The organ-history of Drenthe is not very old. Drenthe does not
have a really own organ history with own organ-builders as Groningen (Schnitger,
Hinsz, Freytag) and Friesland (van Dam) have.
Before the 19th century most churches did not have organs. Drenthe did not have a large population and was very poor. The only old towns are Coevorden and Meppel with perhaps 1,000 inhabitants.
The other inhabitants were mostly farmers and lived in small villages in the middle of Drenthe.
Round 1600 Drenthe had a population of less than 20,000. In 1630 somewhat more than 20,000.
In 1795 Drenthe had ca. 40,000 inhabitants. The growth of the population was mostly caused by the increase of the peat-digging industry from the 18th century onwards.
During the 19th century the population was growing and new organs were built or old organs from other churches were moved to Drenthe. Most people in Drenthe were still very poor at the time.
The majority of the organs in churches date from after 1850. Organs from before 1800 were nearly all imported in the 19th or 20th century, coming from churches in which a new organ was built.
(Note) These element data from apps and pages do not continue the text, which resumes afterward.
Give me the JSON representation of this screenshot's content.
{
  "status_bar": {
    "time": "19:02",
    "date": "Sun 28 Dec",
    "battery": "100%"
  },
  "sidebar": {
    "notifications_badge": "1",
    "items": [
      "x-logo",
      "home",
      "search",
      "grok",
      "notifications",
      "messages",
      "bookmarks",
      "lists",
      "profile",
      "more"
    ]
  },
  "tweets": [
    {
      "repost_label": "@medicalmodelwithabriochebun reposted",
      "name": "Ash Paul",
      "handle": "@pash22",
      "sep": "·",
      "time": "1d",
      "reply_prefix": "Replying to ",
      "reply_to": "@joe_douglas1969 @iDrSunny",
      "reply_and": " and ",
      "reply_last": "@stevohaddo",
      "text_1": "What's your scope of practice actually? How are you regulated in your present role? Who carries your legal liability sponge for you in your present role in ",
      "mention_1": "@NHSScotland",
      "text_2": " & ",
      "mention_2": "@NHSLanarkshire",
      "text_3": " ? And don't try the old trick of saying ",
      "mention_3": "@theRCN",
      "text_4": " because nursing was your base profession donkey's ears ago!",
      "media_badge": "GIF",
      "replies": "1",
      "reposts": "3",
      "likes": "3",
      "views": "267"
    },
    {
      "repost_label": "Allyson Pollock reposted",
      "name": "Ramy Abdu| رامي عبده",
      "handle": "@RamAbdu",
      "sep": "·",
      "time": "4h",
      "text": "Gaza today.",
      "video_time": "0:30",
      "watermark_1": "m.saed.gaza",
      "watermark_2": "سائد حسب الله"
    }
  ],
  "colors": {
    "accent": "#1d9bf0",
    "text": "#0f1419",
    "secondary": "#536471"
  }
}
Before 1840 no more than 10 churches had organs.
Only the existing organs in Meppel (1722), Roden (1780) and Anloo (1719) were built for these churches.
The Theodorus Faber organ in Coevorden (1658) disappeared in 1897 for a new organ.
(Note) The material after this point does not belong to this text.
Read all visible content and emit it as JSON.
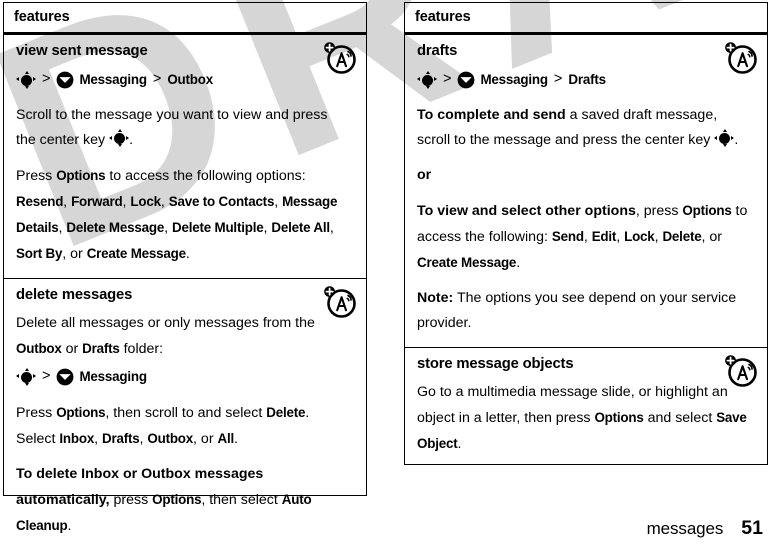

Some older organs disappeared or were destroyed by wars during the 17th century.